- Task description
Send back the listing, word for word.
BEGIN Recorded data
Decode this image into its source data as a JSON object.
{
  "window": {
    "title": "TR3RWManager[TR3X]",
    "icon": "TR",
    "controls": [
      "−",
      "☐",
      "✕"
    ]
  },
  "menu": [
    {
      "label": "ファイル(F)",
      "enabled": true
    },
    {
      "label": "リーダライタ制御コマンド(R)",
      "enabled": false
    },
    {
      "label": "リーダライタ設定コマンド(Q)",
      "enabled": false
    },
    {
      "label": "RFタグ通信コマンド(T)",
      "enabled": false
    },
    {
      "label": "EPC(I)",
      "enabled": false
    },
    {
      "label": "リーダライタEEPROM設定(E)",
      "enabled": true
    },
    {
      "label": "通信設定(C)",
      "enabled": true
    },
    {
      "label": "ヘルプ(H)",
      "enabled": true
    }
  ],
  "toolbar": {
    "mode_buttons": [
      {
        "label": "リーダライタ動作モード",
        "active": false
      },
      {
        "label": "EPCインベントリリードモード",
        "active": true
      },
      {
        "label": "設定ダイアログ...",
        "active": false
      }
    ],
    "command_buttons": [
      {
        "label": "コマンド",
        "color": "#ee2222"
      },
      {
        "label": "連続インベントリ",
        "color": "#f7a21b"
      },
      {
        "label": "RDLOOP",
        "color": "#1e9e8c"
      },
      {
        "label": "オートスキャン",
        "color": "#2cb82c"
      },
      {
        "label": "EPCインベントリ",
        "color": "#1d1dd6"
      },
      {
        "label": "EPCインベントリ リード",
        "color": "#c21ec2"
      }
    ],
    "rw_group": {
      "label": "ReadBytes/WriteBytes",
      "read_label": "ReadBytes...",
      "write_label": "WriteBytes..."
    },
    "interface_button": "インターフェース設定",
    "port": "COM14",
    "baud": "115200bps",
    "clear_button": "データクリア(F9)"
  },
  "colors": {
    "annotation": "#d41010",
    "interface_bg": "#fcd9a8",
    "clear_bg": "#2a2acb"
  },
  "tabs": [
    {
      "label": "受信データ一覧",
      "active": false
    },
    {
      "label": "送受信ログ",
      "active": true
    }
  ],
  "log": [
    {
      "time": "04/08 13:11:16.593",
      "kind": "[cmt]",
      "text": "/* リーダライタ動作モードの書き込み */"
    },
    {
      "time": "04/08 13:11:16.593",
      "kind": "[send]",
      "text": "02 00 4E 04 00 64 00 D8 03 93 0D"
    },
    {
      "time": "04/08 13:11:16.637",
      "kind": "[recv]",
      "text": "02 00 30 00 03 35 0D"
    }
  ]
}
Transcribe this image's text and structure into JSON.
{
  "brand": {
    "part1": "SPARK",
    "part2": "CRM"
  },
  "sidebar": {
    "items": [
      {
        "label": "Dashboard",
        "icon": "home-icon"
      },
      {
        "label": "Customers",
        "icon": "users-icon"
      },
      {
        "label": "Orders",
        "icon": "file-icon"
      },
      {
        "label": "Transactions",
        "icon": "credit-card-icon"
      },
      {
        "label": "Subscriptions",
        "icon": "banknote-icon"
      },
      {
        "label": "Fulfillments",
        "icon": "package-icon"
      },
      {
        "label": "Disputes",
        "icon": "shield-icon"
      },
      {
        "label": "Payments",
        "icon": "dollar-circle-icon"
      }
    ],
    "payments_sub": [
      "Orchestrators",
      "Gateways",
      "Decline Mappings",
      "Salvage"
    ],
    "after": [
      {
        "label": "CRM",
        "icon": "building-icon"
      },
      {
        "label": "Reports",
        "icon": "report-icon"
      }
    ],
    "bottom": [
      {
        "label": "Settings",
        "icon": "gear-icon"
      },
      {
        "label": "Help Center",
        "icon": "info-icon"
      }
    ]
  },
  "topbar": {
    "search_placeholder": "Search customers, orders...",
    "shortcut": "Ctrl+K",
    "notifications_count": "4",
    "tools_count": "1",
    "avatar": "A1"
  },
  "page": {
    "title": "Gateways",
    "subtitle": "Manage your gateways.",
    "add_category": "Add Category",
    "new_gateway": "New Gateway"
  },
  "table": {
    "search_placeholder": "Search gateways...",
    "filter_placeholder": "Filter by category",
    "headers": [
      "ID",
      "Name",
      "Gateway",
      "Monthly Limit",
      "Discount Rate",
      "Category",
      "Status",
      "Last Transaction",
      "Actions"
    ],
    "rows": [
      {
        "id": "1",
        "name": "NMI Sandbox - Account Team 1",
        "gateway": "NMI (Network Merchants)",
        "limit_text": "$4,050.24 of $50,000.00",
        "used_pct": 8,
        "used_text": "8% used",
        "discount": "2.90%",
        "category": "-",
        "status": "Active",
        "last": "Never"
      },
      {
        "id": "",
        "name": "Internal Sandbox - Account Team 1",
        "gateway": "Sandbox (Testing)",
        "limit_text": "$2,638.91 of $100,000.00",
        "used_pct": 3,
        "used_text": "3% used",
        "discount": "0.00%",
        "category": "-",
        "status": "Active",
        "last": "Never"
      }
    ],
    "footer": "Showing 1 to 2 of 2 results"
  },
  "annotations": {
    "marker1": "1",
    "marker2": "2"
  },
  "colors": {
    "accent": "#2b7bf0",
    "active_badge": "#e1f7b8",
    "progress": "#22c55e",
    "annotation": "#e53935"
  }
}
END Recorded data
- Answer space
Decode this image into its source data as a JSON object.
{
  "window": {
    "title": "TR3RWManager[TR3X]",
    "icon": "TR",
    "controls": [
      "−",
      "☐",
      "✕"
    ]
  },
  "menu": [
    {
      "label": "ファイル(F)",
      "enabled": true
    },
    {
      "label": "リーダライタ制御コマンド(R)",
      "enabled": false
    },
    {
      "label": "リーダライタ設定コマンド(Q)",
      "enabled": false
    },
    {
      "label": "RFタグ通信コマンド(T)",
      "enabled": false
    },
    {
      "label": "EPC(I)",
      "enabled": false
    },
    {
      "label": "リーダライタEEPROM設定(E)",
      "enabled": true
    },
    {
      "label": "通信設定(C)",
      "enabled": true
    },
    {
      "label": "ヘルプ(H)",
      "enabled": true
    }
  ],
  "toolbar": {
    "mode_buttons": [
      {
        "label": "リーダライタ動作モード",
        "active": false
      },
      {
        "label": "EPCインベントリリードモード",
        "active": true
      },
      {
        "label": "設定ダイアログ...",
        "active": false
      }
    ],
    "command_buttons": [
      {
        "label": "コマンド",
        "color": "#ee2222"
      },
      {
        "label": "連続インベントリ",
        "color": "#f7a21b"
      },
      {
        "label": "RDLOOP",
        "color": "#1e9e8c"
      },
      {
        "label": "オートスキャン",
        "color": "#2cb82c"
      },
      {
        "label": "EPCインベントリ",
        "color": "#1d1dd6"
      },
      {
        "label": "EPCインベントリ リード",
        "color": "#c21ec2"
      }
    ],
    "rw_group": {
      "label": "ReadBytes/WriteBytes",
      "read_label": "ReadBytes...",
      "write_label": "WriteBytes..."
    },
    "interface_button": "インターフェース設定",
    "port": "COM14",
    "baud": "115200bps",
    "clear_button": "データクリア(F9)"
  },
  "colors": {
    "annotation": "#d41010",
    "interface_bg": "#fcd9a8",
    "clear_bg": "#2a2acb"
  },
  "tabs": [
    {
      "label": "受信データ一覧",
      "active": false
    },
    {
      "label": "送受信ログ",
      "active": true
    }
  ],
  "log": [
    {
      "time": "04/08 13:11:16.593",
      "kind": "[cmt]",
      "text": "/* リーダライタ動作モードの書き込み */"
    },
    {
      "time": "04/08 13:11:16.593",
      "kind": "[send]",
      "text": "02 00 4E 04 00 64 00 D8 03 93 0D"
    },
    {
      "time": "04/08 13:11:16.637",
      "kind": "[recv]",
      "text": "02 00 30 00 03 35 0D"
    }
  ]
}
Transcribe this image's text and structure into JSON.
{
  "brand": {
    "part1": "SPARK",
    "part2": "CRM"
  },
  "sidebar": {
    "items": [
      {
        "label": "Dashboard",
        "icon": "home-icon"
      },
      {
        "label": "Customers",
        "icon": "users-icon"
      },
      {
        "label": "Orders",
        "icon": "file-icon"
      },
      {
        "label": "Transactions",
        "icon": "credit-card-icon"
      },
      {
        "label": "Subscriptions",
        "icon": "banknote-icon"
      },
      {
        "label": "Fulfillments",
        "icon": "package-icon"
      },
      {
        "label": "Disputes",
        "icon": "shield-icon"
      },
      {
        "label": "Payments",
        "icon": "dollar-circle-icon"
      }
    ],
    "payments_sub": [
      "Orchestrators",
      "Gateways",
      "Decline Mappings",
      "Salvage"
    ],
    "after": [
      {
        "label": "CRM",
        "icon": "building-icon"
      },
      {
        "label": "Reports",
        "icon": "report-icon"
      }
    ],
    "bottom": [
      {
        "label": "Settings",
        "icon": "gear-icon"
      },
      {
        "label": "Help Center",
        "icon": "info-icon"
      }
    ]
  },
  "topbar": {
    "search_placeholder": "Search customers, orders...",
    "shortcut": "Ctrl+K",
    "notifications_count": "4",
    "tools_count": "1",
    "avatar": "A1"
  },
  "page": {
    "title": "Gateways",
    "subtitle": "Manage your gateways.",
    "add_category": "Add Category",
    "new_gateway": "New Gateway"
  },
  "table": {
    "search_placeholder": "Search gateways...",
    "filter_placeholder": "Filter by category",
    "headers": [
      "ID",
      "Name",
      "Gateway",
      "Monthly Limit",
      "Discount Rate",
      "Category",
      "Status",
      "Last Transaction",
      "Actions"
    ],
    "rows": [
      {
        "id": "1",
        "name": "NMI Sandbox - Account Team 1",
        "gateway": "NMI (Network Merchants)",
        "limit_text": "$4,050.24 of $50,000.00",
        "used_pct": 8,
        "used_text": "8% used",
        "discount": "2.90%",
        "category": "-",
        "status": "Active",
        "last": "Never"
      },
      {
        "id": "",
        "name": "Internal Sandbox - Account Team 1",
        "gateway": "Sandbox (Testing)",
        "limit_text": "$2,638.91 of $100,000.00",
        "used_pct": 3,
        "used_text": "3% used",
        "discount": "0.00%",
        "category": "-",
        "status": "Active",
        "last": "Never"
      }
    ],
    "footer": "Showing 1 to 2 of 2 results"
  },
  "annotations": {
    "marker1": "1",
    "marker2": "2"
  },
  "colors": {
    "accent": "#2b7bf0",
    "active_badge": "#e1f7b8",
    "progress": "#22c55e",
    "annotation": "#e53935"
  }
}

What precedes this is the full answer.